PROBLEM TO WORK ON
Your copy of the entries must be exact, and it must not include the pictures.

GIVEN DATA

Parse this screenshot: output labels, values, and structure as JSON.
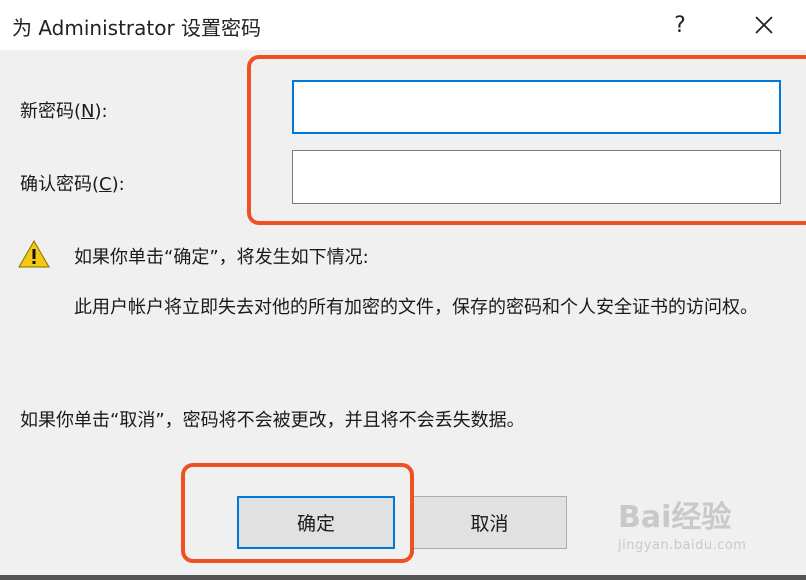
{
  "window": {
    "title": "为 Administrator 设置密码",
    "help_label": "?"
  },
  "fields": {
    "new_password_label": "新密码(",
    "new_password_accel": "N",
    "new_password_suffix": "):",
    "new_password_value": "",
    "confirm_password_label": "确认密码(",
    "confirm_password_accel": "C",
    "confirm_password_suffix": "):",
    "confirm_password_value": ""
  },
  "warning": {
    "icon": "warning-icon",
    "headline": "如果你单击“确定”，将发生如下情况:",
    "detail": "此用户帐户将立即失去对他的所有加密的文件，保存的密码和个人安全证书的访问权。"
  },
  "cancel_note": "如果你单击“取消”，密码将不会被更改，并且将不会丢失数据。",
  "buttons": {
    "ok_label": "确定",
    "cancel_label": "取消"
  },
  "watermark": {
    "logo": "Bai经验",
    "url": "jingyan.baidu.com"
  },
  "colors": {
    "accent": "#0078d7",
    "highlight": "#f05023",
    "warning": "#f2c811"
  }
}
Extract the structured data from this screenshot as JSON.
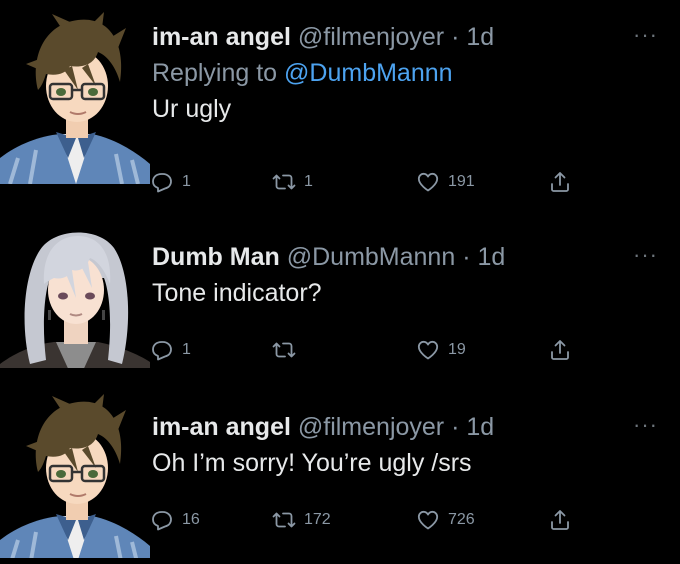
{
  "tweets": [
    {
      "name": "im-an angel",
      "handle": "@filmenjoyer",
      "dot": "·",
      "time": "1d",
      "replying_prefix": "Replying to",
      "replying_to": "@DumbMannn",
      "text": "Ur ugly",
      "replies": "1",
      "retweets": "1",
      "likes": "191",
      "more": "···"
    },
    {
      "name": "Dumb Man",
      "handle": "@DumbMannn",
      "dot": "·",
      "time": "1d",
      "text": "Tone indicator?",
      "replies": "1",
      "retweets": "",
      "likes": "19",
      "more": "···"
    },
    {
      "name": "im-an angel",
      "handle": "@filmenjoyer",
      "dot": "·",
      "time": "1d",
      "text": "Oh I’m sorry! You’re ugly /srs",
      "replies": "16",
      "retweets": "172",
      "likes": "726",
      "more": "···"
    }
  ],
  "colors": {
    "background": "#000000",
    "text_primary": "#e7e9ea",
    "text_secondary": "#8b98a5",
    "link": "#4da3f0"
  }
}
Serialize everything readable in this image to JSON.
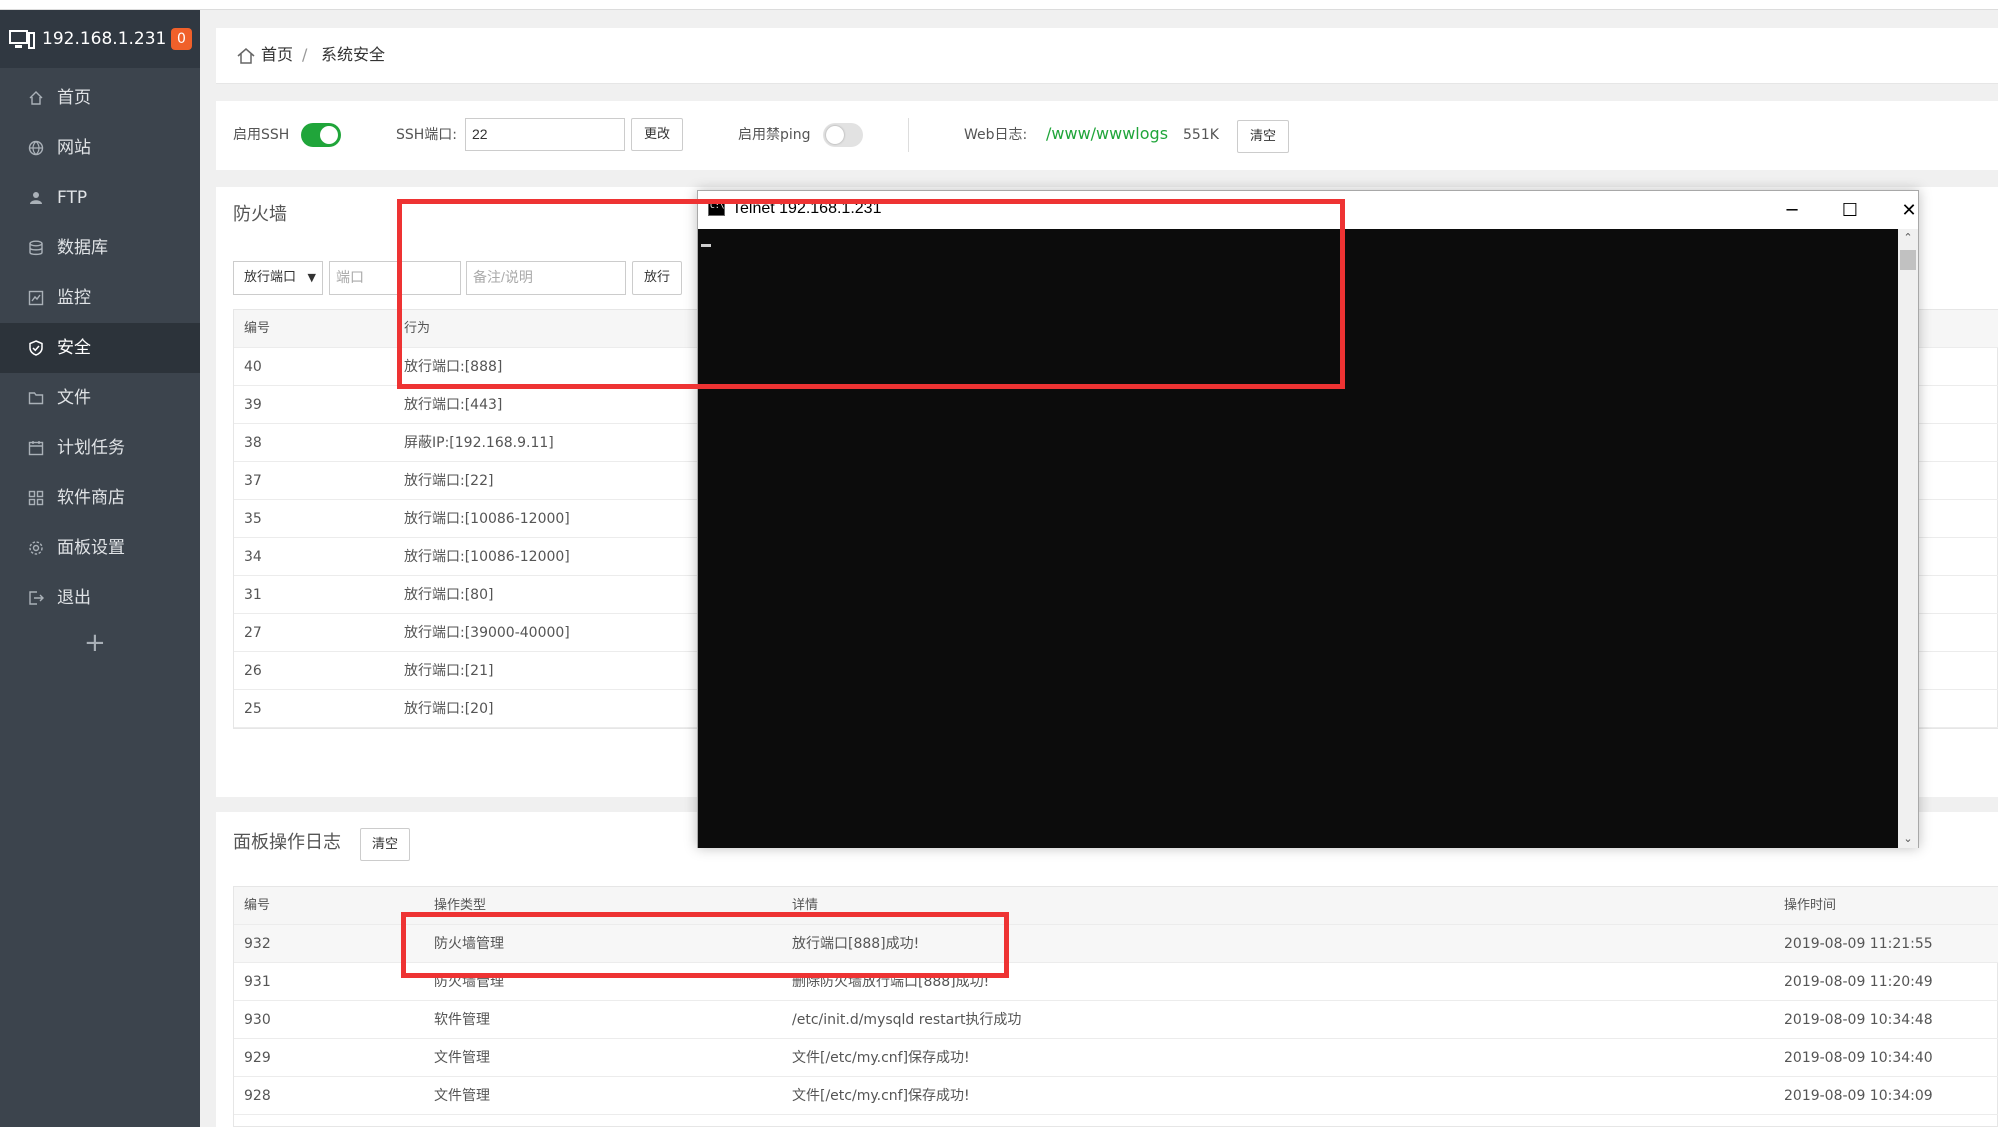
{
  "sidebar": {
    "host": "192.168.1.231",
    "badge": "0",
    "items": [
      {
        "label": "首页",
        "icon": "home-icon"
      },
      {
        "label": "网站",
        "icon": "globe-icon"
      },
      {
        "label": "FTP",
        "icon": "ftp-icon"
      },
      {
        "label": "数据库",
        "icon": "database-icon"
      },
      {
        "label": "监控",
        "icon": "monitor-icon"
      },
      {
        "label": "安全",
        "icon": "shield-icon",
        "active": true
      },
      {
        "label": "文件",
        "icon": "folder-icon"
      },
      {
        "label": "计划任务",
        "icon": "calendar-icon"
      },
      {
        "label": "软件商店",
        "icon": "apps-icon"
      },
      {
        "label": "面板设置",
        "icon": "gear-icon"
      },
      {
        "label": "退出",
        "icon": "logout-icon"
      }
    ],
    "add": "+"
  },
  "breadcrumb": {
    "home": "首页",
    "separator": "/",
    "current": "系统安全"
  },
  "ssh": {
    "enable_label": "启用SSH",
    "port_label": "SSH端口:",
    "port_value": "22",
    "change_button": "更改",
    "ping_label": "启用禁ping",
    "weblog_label": "Web日志:",
    "weblog_path": "/www/wwwlogs",
    "weblog_size": "551K",
    "clear_button": "清空"
  },
  "firewall": {
    "title": "防火墙",
    "select_value": "放行端口",
    "port_placeholder": "端口",
    "note_placeholder": "备注/说明",
    "allow_button": "放行",
    "columns": [
      "编号",
      "行为"
    ],
    "rows": [
      {
        "id": "40",
        "action": "放行端口:[888]"
      },
      {
        "id": "39",
        "action": "放行端口:[443]"
      },
      {
        "id": "38",
        "action": "屏蔽IP:[192.168.9.11]"
      },
      {
        "id": "37",
        "action": "放行端口:[22]"
      },
      {
        "id": "35",
        "action": "放行端口:[10086-12000]"
      },
      {
        "id": "34",
        "action": "放行端口:[10086-12000]"
      },
      {
        "id": "31",
        "action": "放行端口:[80]"
      },
      {
        "id": "27",
        "action": "放行端口:[39000-40000]"
      },
      {
        "id": "26",
        "action": "放行端口:[21]"
      },
      {
        "id": "25",
        "action": "放行端口:[20]"
      }
    ]
  },
  "panel_log": {
    "title": "面板操作日志",
    "clear_button": "清空",
    "columns": [
      "编号",
      "操作类型",
      "详情",
      "操作时间"
    ],
    "rows": [
      {
        "id": "932",
        "type": "防火墙管理",
        "detail": "放行端口[888]成功!",
        "time": "2019-08-09 11:21:55"
      },
      {
        "id": "931",
        "type": "防火墙管理",
        "detail": "删除防火墙放行端口[888]成功!",
        "time": "2019-08-09 11:20:49"
      },
      {
        "id": "930",
        "type": "软件管理",
        "detail": "/etc/init.d/mysqld restart执行成功",
        "time": "2019-08-09 10:34:48"
      },
      {
        "id": "929",
        "type": "文件管理",
        "detail": "文件[/etc/my.cnf]保存成功!",
        "time": "2019-08-09 10:34:40"
      },
      {
        "id": "928",
        "type": "文件管理",
        "detail": "文件[/etc/my.cnf]保存成功!",
        "time": "2019-08-09 10:34:09"
      }
    ]
  },
  "telnet": {
    "title": "Telnet 192.168.1.231",
    "icon_text": "C:\\",
    "minimize": "─",
    "maximize": "☐",
    "close": "✕"
  },
  "colors": {
    "accent": "#20a53a",
    "badge": "#f0602a",
    "sidebar": "#3c444d",
    "highlight": "#ee3333"
  }
}
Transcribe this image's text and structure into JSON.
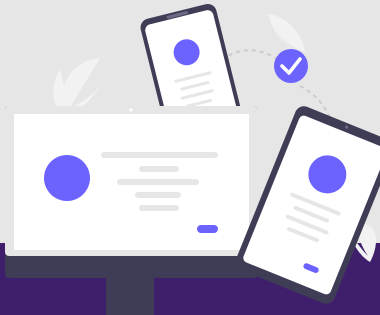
{
  "illustration": {
    "subject": "responsive-devices-sync",
    "colors": {
      "background": "#e6e6e6",
      "floor": "#3f1f6b",
      "accent": "#6c63ff",
      "device_frame": "#3f3d56",
      "screen": "#ffffff",
      "placeholder_line": "#e6e6e6",
      "leaf": "#f2f2f2",
      "dashed_arc": "#cccccc"
    },
    "icons": {
      "sync_badge": "check-circle-icon",
      "avatar": "user-avatar-circle"
    }
  }
}
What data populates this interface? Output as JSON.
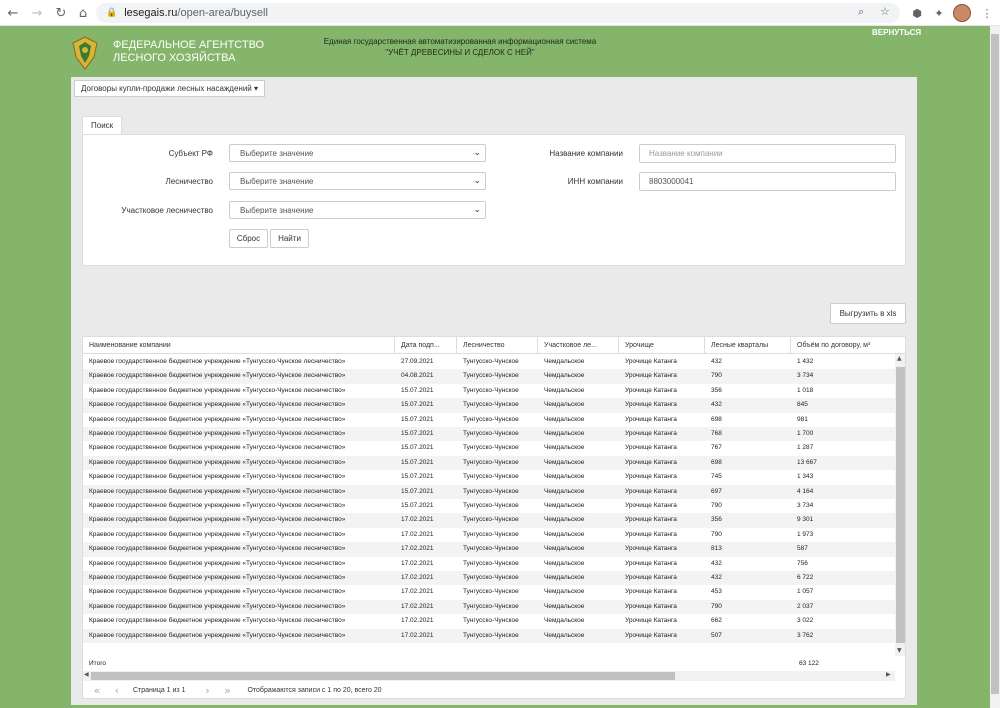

SOLUTION TO THE EXERCISE
Parse this screenshot: output labels, values, and structure as JSON.
{
  "window": {
    "title": "为 Administrator 设置密码",
    "help_label": "?"
  },
  "fields": {
    "new_password_label": "新密码(",
    "new_password_accel": "N",
    "new_password_suffix": "):",
    "new_password_value": "",
    "confirm_password_label": "确认密码(",
    "confirm_password_accel": "C",
    "confirm_password_suffix": "):",
    "confirm_password_value": ""
  },
  "warning": {
    "icon": "warning-icon",
    "headline": "如果你单击“确定”，将发生如下情况:",
    "detail": "此用户帐户将立即失去对他的所有加密的文件，保存的密码和个人安全证书的访问权。"
  },
  "cancel_note": "如果你单击“取消”，密码将不会被更改，并且将不会丢失数据。",
  "buttons": {
    "ok_label": "确定",
    "cancel_label": "取消"
  },
  "watermark": {
    "logo": "Bai经验",
    "url": "jingyan.baidu.com"
  },
  "colors": {
    "accent": "#0078d7",
    "highlight": "#f05023",
    "warning": "#f2c811"
  }
}
Extract the structured data from this screenshot as JSON.
{
  "tweets": [
    {
      "name": "im-an angel",
      "handle": "@filmenjoyer",
      "dot": "·",
      "time": "1d",
      "replying_prefix": "Replying to",
      "replying_to": "@DumbMannn",
      "text": "Ur ugly",
      "replies": "1",
      "retweets": "1",
      "likes": "191",
      "more": "···"
    },
    {
      "name": "Dumb Man",
      "handle": "@DumbMannn",
      "dot": "·",
      "time": "1d",
      "text": "Tone indicator?",
      "replies": "1",
      "retweets": "",
      "likes": "19",
      "more": "···"
    },
    {
      "name": "im-an angel",
      "handle": "@filmenjoyer",
      "dot": "·",
      "time": "1d",
      "text": "Oh I’m sorry! You’re ugly /srs",
      "replies": "16",
      "retweets": "172",
      "likes": "726",
      "more": "···"
    }
  ],
  "colors": {
    "background": "#000000",
    "text_primary": "#e7e9ea",
    "text_secondary": "#8b98a5",
    "link": "#4da3f0"
  }
}
Serialize everything readable in this image to JSON.
{
  "sidebar": {
    "host": "192.168.1.231",
    "badge": "0",
    "items": [
      {
        "label": "首页",
        "icon": "home-icon"
      },
      {
        "label": "网站",
        "icon": "globe-icon"
      },
      {
        "label": "FTP",
        "icon": "ftp-icon"
      },
      {
        "label": "数据库",
        "icon": "database-icon"
      },
      {
        "label": "监控",
        "icon": "monitor-icon"
      },
      {
        "label": "安全",
        "icon": "shield-icon",
        "active": true
      },
      {
        "label": "文件",
        "icon": "folder-icon"
      },
      {
        "label": "计划任务",
        "icon": "calendar-icon"
      },
      {
        "label": "软件商店",
        "icon": "apps-icon"
      },
      {
        "label": "面板设置",
        "icon": "gear-icon"
      },
      {
        "label": "退出",
        "icon": "logout-icon"
      }
    ],
    "add": "+"
  },
  "breadcrumb": {
    "home": "首页",
    "separator": "/",
    "current": "系统安全"
  },
  "ssh": {
    "enable_label": "启用SSH",
    "port_label": "SSH端口:",
    "port_value": "22",
    "change_button": "更改",
    "ping_label": "启用禁ping",
    "weblog_label": "Web日志:",
    "weblog_path": "/www/wwwlogs",
    "weblog_size": "551K",
    "clear_button": "清空"
  },
  "firewall": {
    "title": "防火墙",
    "select_value": "放行端口",
    "port_placeholder": "端口",
    "note_placeholder": "备注/说明",
    "allow_button": "放行",
    "columns": [
      "编号",
      "行为"
    ],
    "rows": [
      {
        "id": "40",
        "action": "放行端口:[888]"
      },
      {
        "id": "39",
        "action": "放行端口:[443]"
      },
      {
        "id": "38",
        "action": "屏蔽IP:[192.168.9.11]"
      },
      {
        "id": "37",
        "action": "放行端口:[22]"
      },
      {
        "id": "35",
        "action": "放行端口:[10086-12000]"
      },
      {
        "id": "34",
        "action": "放行端口:[10086-12000]"
      },
      {
        "id": "31",
        "action": "放行端口:[80]"
      },
      {
        "id": "27",
        "action": "放行端口:[39000-40000]"
      },
      {
        "id": "26",
        "action": "放行端口:[21]"
      },
      {
        "id": "25",
        "action": "放行端口:[20]"
      }
    ]
  },
  "panel_log": {
    "title": "面板操作日志",
    "clear_button": "清空",
    "columns": [
      "编号",
      "操作类型",
      "详情",
      "操作时间"
    ],
    "rows": [
      {
        "id": "932",
        "type": "防火墙管理",
        "detail": "放行端口[888]成功!",
        "time": "2019-08-09 11:21:55"
      },
      {
        "id": "931",
        "type": "防火墙管理",
        "detail": "删除防火墙放行端口[888]成功!",
        "time": "2019-08-09 11:20:49"
      },
      {
        "id": "930",
        "type": "软件管理",
        "detail": "/etc/init.d/mysqld restart执行成功",
        "time": "2019-08-09 10:34:48"
      },
      {
        "id": "929",
        "type": "文件管理",
        "detail": "文件[/etc/my.cnf]保存成功!",
        "time": "2019-08-09 10:34:40"
      },
      {
        "id": "928",
        "type": "文件管理",
        "detail": "文件[/etc/my.cnf]保存成功!",
        "time": "2019-08-09 10:34:09"
      }
    ]
  },
  "telnet": {
    "title": "Telnet 192.168.1.231",
    "icon_text": "C:\\",
    "minimize": "─",
    "maximize": "☐",
    "close": "✕"
  },
  "colors": {
    "accent": "#20a53a",
    "badge": "#f0602a",
    "sidebar": "#3c444d",
    "highlight": "#ee3333"
  }
}
Transcribe this image's text and structure into JSON.
{
  "illustration": {
    "subject": "responsive-devices-sync",
    "colors": {
      "background": "#e6e6e6",
      "floor": "#3f1f6b",
      "accent": "#6c63ff",
      "device_frame": "#3f3d56",
      "screen": "#ffffff",
      "placeholder_line": "#e6e6e6",
      "leaf": "#f2f2f2",
      "dashed_arc": "#cccccc"
    },
    "icons": {
      "sync_badge": "check-circle-icon",
      "avatar": "user-avatar-circle"
    }
  }
}
What data populates this interface? Output as JSON.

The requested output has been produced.